GOAL OF THE EXERCISE:
Down to the last character, repeat the data that follows.

INPUT MATERIAL: Begin

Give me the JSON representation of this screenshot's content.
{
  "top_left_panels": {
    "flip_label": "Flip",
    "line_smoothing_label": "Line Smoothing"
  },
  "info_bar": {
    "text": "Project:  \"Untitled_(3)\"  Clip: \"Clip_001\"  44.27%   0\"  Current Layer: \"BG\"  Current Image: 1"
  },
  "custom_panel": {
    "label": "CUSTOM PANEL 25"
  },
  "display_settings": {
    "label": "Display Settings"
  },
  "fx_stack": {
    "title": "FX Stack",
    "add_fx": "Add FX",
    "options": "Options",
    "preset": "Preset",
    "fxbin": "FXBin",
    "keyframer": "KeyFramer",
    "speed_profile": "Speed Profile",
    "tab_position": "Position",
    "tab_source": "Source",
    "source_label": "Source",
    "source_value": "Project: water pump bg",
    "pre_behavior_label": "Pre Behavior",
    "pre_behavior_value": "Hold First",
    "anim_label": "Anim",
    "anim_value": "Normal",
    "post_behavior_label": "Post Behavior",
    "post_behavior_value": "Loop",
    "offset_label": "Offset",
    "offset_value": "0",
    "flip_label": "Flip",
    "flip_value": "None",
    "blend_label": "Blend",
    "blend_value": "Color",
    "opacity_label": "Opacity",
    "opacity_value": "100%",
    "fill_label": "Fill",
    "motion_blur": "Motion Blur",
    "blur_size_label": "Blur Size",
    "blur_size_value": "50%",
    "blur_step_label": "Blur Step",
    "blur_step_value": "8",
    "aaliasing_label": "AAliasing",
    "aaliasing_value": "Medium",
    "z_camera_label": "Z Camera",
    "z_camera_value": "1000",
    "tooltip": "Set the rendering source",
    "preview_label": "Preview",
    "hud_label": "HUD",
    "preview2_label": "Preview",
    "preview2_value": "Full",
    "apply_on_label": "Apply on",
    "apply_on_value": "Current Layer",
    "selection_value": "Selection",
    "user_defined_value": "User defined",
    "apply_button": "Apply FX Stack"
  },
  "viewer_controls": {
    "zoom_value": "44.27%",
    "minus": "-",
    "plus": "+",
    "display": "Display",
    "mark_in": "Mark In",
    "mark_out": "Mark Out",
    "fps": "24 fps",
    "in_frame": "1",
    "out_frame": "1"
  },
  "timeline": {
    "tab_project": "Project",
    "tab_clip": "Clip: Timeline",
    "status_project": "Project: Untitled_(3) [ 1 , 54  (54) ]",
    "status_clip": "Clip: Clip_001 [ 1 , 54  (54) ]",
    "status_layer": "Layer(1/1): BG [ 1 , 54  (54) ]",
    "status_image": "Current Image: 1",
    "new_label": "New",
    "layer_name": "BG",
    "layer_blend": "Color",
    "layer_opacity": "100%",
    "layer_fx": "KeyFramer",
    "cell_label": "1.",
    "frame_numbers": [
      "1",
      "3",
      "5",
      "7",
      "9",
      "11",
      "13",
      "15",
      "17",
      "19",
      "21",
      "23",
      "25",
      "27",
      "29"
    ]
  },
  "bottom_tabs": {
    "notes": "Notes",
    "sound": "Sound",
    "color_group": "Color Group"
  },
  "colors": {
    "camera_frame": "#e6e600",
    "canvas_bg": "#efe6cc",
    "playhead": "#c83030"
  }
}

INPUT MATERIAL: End

EXPECTED OUTPUT:
Give me the JSON representation of this screenshot's content.
{
  "top_left_panels": {
    "flip_label": "Flip",
    "line_smoothing_label": "Line Smoothing"
  },
  "info_bar": {
    "text": "Project:  \"Untitled_(3)\"  Clip: \"Clip_001\"  44.27%   0\"  Current Layer: \"BG\"  Current Image: 1"
  },
  "custom_panel": {
    "label": "CUSTOM PANEL 25"
  },
  "display_settings": {
    "label": "Display Settings"
  },
  "fx_stack": {
    "title": "FX Stack",
    "add_fx": "Add FX",
    "options": "Options",
    "preset": "Preset",
    "fxbin": "FXBin",
    "keyframer": "KeyFramer",
    "speed_profile": "Speed Profile",
    "tab_position": "Position",
    "tab_source": "Source",
    "source_label": "Source",
    "source_value": "Project: water pump bg",
    "pre_behavior_label": "Pre Behavior",
    "pre_behavior_value": "Hold First",
    "anim_label": "Anim",
    "anim_value": "Normal",
    "post_behavior_label": "Post Behavior",
    "post_behavior_value": "Loop",
    "offset_label": "Offset",
    "offset_value": "0",
    "flip_label": "Flip",
    "flip_value": "None",
    "blend_label": "Blend",
    "blend_value": "Color",
    "opacity_label": "Opacity",
    "opacity_value": "100%",
    "fill_label": "Fill",
    "motion_blur": "Motion Blur",
    "blur_size_label": "Blur Size",
    "blur_size_value": "50%",
    "blur_step_label": "Blur Step",
    "blur_step_value": "8",
    "aaliasing_label": "AAliasing",
    "aaliasing_value": "Medium",
    "z_camera_label": "Z Camera",
    "z_camera_value": "1000",
    "tooltip": "Set the rendering source",
    "preview_label": "Preview",
    "hud_label": "HUD",
    "preview2_label": "Preview",
    "preview2_value": "Full",
    "apply_on_label": "Apply on",
    "apply_on_value": "Current Layer",
    "selection_value": "Selection",
    "user_defined_value": "User defined",
    "apply_button": "Apply FX Stack"
  },
  "viewer_controls": {
    "zoom_value": "44.27%",
    "minus": "-",
    "plus": "+",
    "display": "Display",
    "mark_in": "Mark In",
    "mark_out": "Mark Out",
    "fps": "24 fps",
    "in_frame": "1",
    "out_frame": "1"
  },
  "timeline": {
    "tab_project": "Project",
    "tab_clip": "Clip: Timeline",
    "status_project": "Project: Untitled_(3) [ 1 , 54  (54) ]",
    "status_clip": "Clip: Clip_001 [ 1 , 54  (54) ]",
    "status_layer": "Layer(1/1): BG [ 1 , 54  (54) ]",
    "status_image": "Current Image: 1",
    "new_label": "New",
    "layer_name": "BG",
    "layer_blend": "Color",
    "layer_opacity": "100%",
    "layer_fx": "KeyFramer",
    "cell_label": "1.",
    "frame_numbers": [
      "1",
      "3",
      "5",
      "7",
      "9",
      "11",
      "13",
      "15",
      "17",
      "19",
      "21",
      "23",
      "25",
      "27",
      "29"
    ]
  },
  "bottom_tabs": {
    "notes": "Notes",
    "sound": "Sound",
    "color_group": "Color Group"
  },
  "colors": {
    "camera_frame": "#e6e600",
    "canvas_bg": "#efe6cc",
    "playhead": "#c83030"
  }
}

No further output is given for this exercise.